We have discussed the cost of using different types of fuel. Now let’s step back and talk about what are the total cost involved in marine shipping.

For marine shipping, the following costs are relevant:

  1. Fuel cost, including initial purchase, energy conversion, distribution, operations and maintenance cost.
  2. Ship building/retrofit cost: How much does it cost to build a new ship to use a particular fuel, or convert a existing ship to use a particular fuel?
  3. Infrastructure cost for fueling (or “bunkering” in shipping industry jargon): How much does it cost to build the necessary fueling infrastructure at the port for fuel oil, methanol, biofuel, LNG, and H2?

If you are just leasing a ship, then #1 fuel cost is probably the most you care about.

If you are a ship owner and operator, then you probably care about shipping building cost too (i.e. #1 and #2).

If you are not only owning ships but also ports, and then you need to build the infrastructure, and therefore (#1, #2, and #3).

Since we already talked about #1, let’s focus on #2 shiping building in this post. Taljegard et al estimated the following vessel cost:

The first thing we see is that the cost is billed on a basis of per KW of engine capacity. This is for obvious reason. The large the engine, the bigger capacity of the ship, and therefore the more costly it is to build.

As an example, a deep sea ship running on fuel oil ICE with an engine of 11000 KW tank will cost roughly:

11000 KW x 7000 USD/KW = 77,000,000 USD

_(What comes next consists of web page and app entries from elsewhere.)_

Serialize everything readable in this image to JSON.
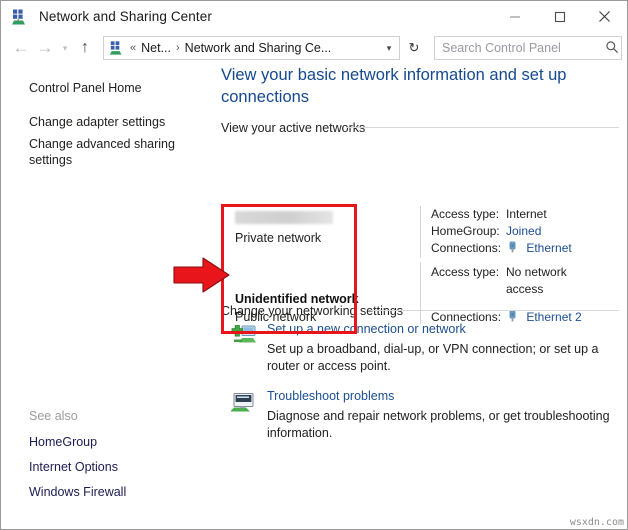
{
  "window": {
    "title": "Network and Sharing Center",
    "icon": "network-sharing-icon",
    "controls": {
      "minimize": "–",
      "maximize": "☐",
      "close": "✕"
    }
  },
  "navbar": {
    "back": "←",
    "forward": "→",
    "recent": "▾",
    "up": "↑",
    "address": {
      "icon": "network-sharing-icon",
      "separator_chevrons": "«",
      "crumb1": "Net...",
      "separator": "›",
      "crumb2": "Network and Sharing Ce...",
      "dropdown": "▾"
    },
    "refresh": "↻",
    "search": {
      "placeholder": "Search Control Panel",
      "value": "",
      "icon": "search-icon"
    }
  },
  "sidebar": {
    "links": [
      {
        "label": "Control Panel Home"
      },
      {
        "label": "Change adapter settings"
      },
      {
        "label": "Change advanced sharing settings"
      }
    ],
    "see_also": {
      "label": "See also",
      "links": [
        {
          "label": "HomeGroup"
        },
        {
          "label": "Internet Options"
        },
        {
          "label": "Windows Firewall"
        }
      ]
    }
  },
  "content": {
    "page_title": "View your basic network information and set up connections",
    "sections": [
      {
        "heading": "View your active networks"
      },
      {
        "heading": "Change your networking settings"
      }
    ],
    "active_networks": [
      {
        "name": "",
        "name_redacted": true,
        "type": "Private network",
        "details": [
          {
            "key": "Access type:",
            "value": "Internet",
            "link": false
          },
          {
            "key": "HomeGroup:",
            "value": "Joined",
            "link": true
          },
          {
            "key": "Connections:",
            "value": "Ethernet",
            "link": true,
            "icon": "ethernet-adapter-icon"
          }
        ]
      },
      {
        "name": "Unidentified network",
        "name_redacted": false,
        "type": "Public network",
        "details": [
          {
            "key": "Access type:",
            "value": "No network access",
            "link": false
          },
          {
            "key": "Connections:",
            "value": "Ethernet 2",
            "link": true,
            "icon": "ethernet-adapter-icon"
          }
        ]
      }
    ],
    "tasks": [
      {
        "icon": "new-connection-icon",
        "link": "Set up a new connection or network",
        "description": "Set up a broadband, dial-up, or VPN connection; or set up a router or access point."
      },
      {
        "icon": "troubleshoot-icon",
        "link": "Troubleshoot problems",
        "description": "Diagnose and repair network problems, or get troubleshooting information."
      }
    ]
  },
  "annotations": {
    "highlight_box": {
      "shape": "rectangle",
      "color": "#e8161a"
    },
    "arrow": {
      "shape": "right-arrow",
      "color": "#e8161a"
    }
  },
  "watermark": "wsxdn.com",
  "colors": {
    "link": "#1c4f8f",
    "title": "#15498f",
    "annotation": "#e8161a",
    "text": "#21211f"
  }
}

From the above table, we can see that the incremental cost of building an ICE-powered ship is much less than a FC-powered ship.